This weekend was my grandfather’s birthday, and to celebrate I drove down with them to Westport, where my parents live, and we had a family dinner at a fancy Italian restaurant. For a present, we bought him an Amazon Kindle 2, and after they charged it last night, I spent the ride home getting it set up. We learned a few things along the way.
The Kindle comes with “free” EVDO internet access, but it doesn’t work until you enter your Amazon account info. Once you’ve done that, you have instant access to the entire Kindle store, including 250,000 titles, some of which are actually worth reading. Most are priced at $9.99, which is a bit less than a new paperback at full price (typically about $15). The newspapers are about $10 a month or more, which seems a bit overpriced, and the magazines run about $1.50 a month, which seems extremely reasonable.
The first thing we learned about the Kindle is that its input devices are not quite ideal. Without a touchscreen, it relies on a pressable joystick of the sort that’s become so popular in the past few years (my cell phone from 2006 has one). These are easy to click accidentally… for example, in the Kindle store. Amazon knows this, which is why they provide an “are you sure?” confirmation after each purchase, but if you miss that button, you’re stuck.
The second thing I learned is that the Kindle is not well-integrated with its support services, or with anything, really, except the Kindle store.

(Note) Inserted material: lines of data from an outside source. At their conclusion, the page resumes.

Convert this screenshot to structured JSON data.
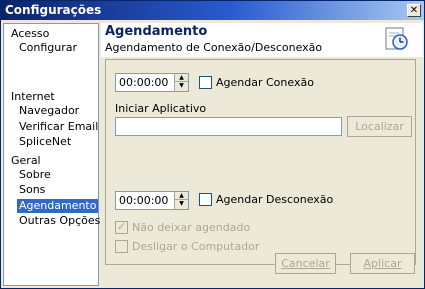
{
  "window": {
    "title": "Configurações",
    "close_symbol": "✕"
  },
  "sidebar": {
    "groups": [
      {
        "label": "Acesso",
        "items": [
          "Configurar"
        ]
      },
      {
        "label": "Internet",
        "items": [
          "Navegador",
          "Verificar Email",
          "SpliceNet"
        ]
      },
      {
        "label": "Geral",
        "items": [
          "Sobre",
          "Sons",
          "Agendamento",
          "Outras Opções"
        ]
      }
    ],
    "selected": "Agendamento"
  },
  "header": {
    "title": "Agendamento",
    "subtitle": "Agendamento de Conexão/Desconexão",
    "icon": "clock-document-icon"
  },
  "schedule": {
    "connect_time": "00:00:00",
    "connect_label": "Agendar Conexão",
    "connect_checked": false,
    "app_label": "Iniciar Aplicativo",
    "app_value": "",
    "locate_button": "Localizar",
    "disconnect_time": "00:00:00",
    "disconnect_label": "Agendar Desconexão",
    "disconnect_checked": false,
    "keep_label": "Não deixar agendado",
    "keep_checked": true,
    "shutdown_label": "Desligar o Computador",
    "shutdown_checked": false
  },
  "footer": {
    "cancel_label": "Cancelar",
    "apply_label": "Aplicar"
  },
  "colors": {
    "accent": "#0a246a",
    "selection": "#316ac5",
    "face": "#ece9d8",
    "disabled": "#aca899"
  }
}
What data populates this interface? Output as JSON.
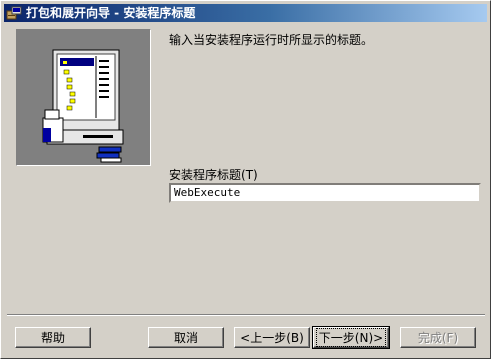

There’s nowhere in the Kindle UI that lists the support phone number. Amazon even provides an online callback service, where you give them your phone number and they will call you when a representative is free (no waiting on hold)… but there’s no way to access that service through the Kindle. The Kindle includes a web browser, but the web page for requesting a callback doesn’t work.
Ultimately, we just had to call their support hotline. Service was courteous and fast; we were able to “unbuy” the book in less than a minute.
The Kindle’s browser is definitely severely limited. There are special search functions for a dictionary, Google, and Wikipedia, which all work beautifully, but navigating to any of Google’s search results is a disappointing experience, as many pages are reflowed in ways that make them hard to navigate. Amazon.com is actually particularly bad; we were entirely unable to shop for a Kindle carrying case from the Kindle’s own browser. This was shocking to me; I’ve begun to wonder if the difficulty of using Amazon.com on a Kindle is deliberate, so that Amazon can’t be accused of attempting monopolistic integration.
I was disappointed to realize that there are no free books in the Kindle store. There are a dozen variations on the complete works of Mark Twain, but they all seem to cost $5 or more. Perhaps there are free items buried in their somewhere, but if so they are certainly well-hidden. Thankfully, it seems that Kindle can handle direct download in Mobipocket format from its internal browser, and so there are sites like Manybooks.net, which have thousands of free books available. That site even has mnybks.net, a deeply simplified version that works well on the Kindle and similar browsers. Manybooks.net seemingly contains the entire Project Gutenberg archive, as well as the works of Cory Doctorow and other authors who place their work in the public domain.
I was initially a bit unhappy with the Kindle, though its industrial design is very impressive. I still don’t think I would ever buy one, due to its extensive use of DRM, which I find unethical and dangerous. However, with unlimited Wikipedia access (do you know what a tourbillon is?), instant free download of almost every digitized public-domain book (even audiobooks), arbitrary MP3 playback over headphones or built-in speakers… I can see why it would be nice to have, even for someone like me who would never buy a book.
Maybe one day they’ll have some competition. I hear OLPC’s coming out with some new hardware…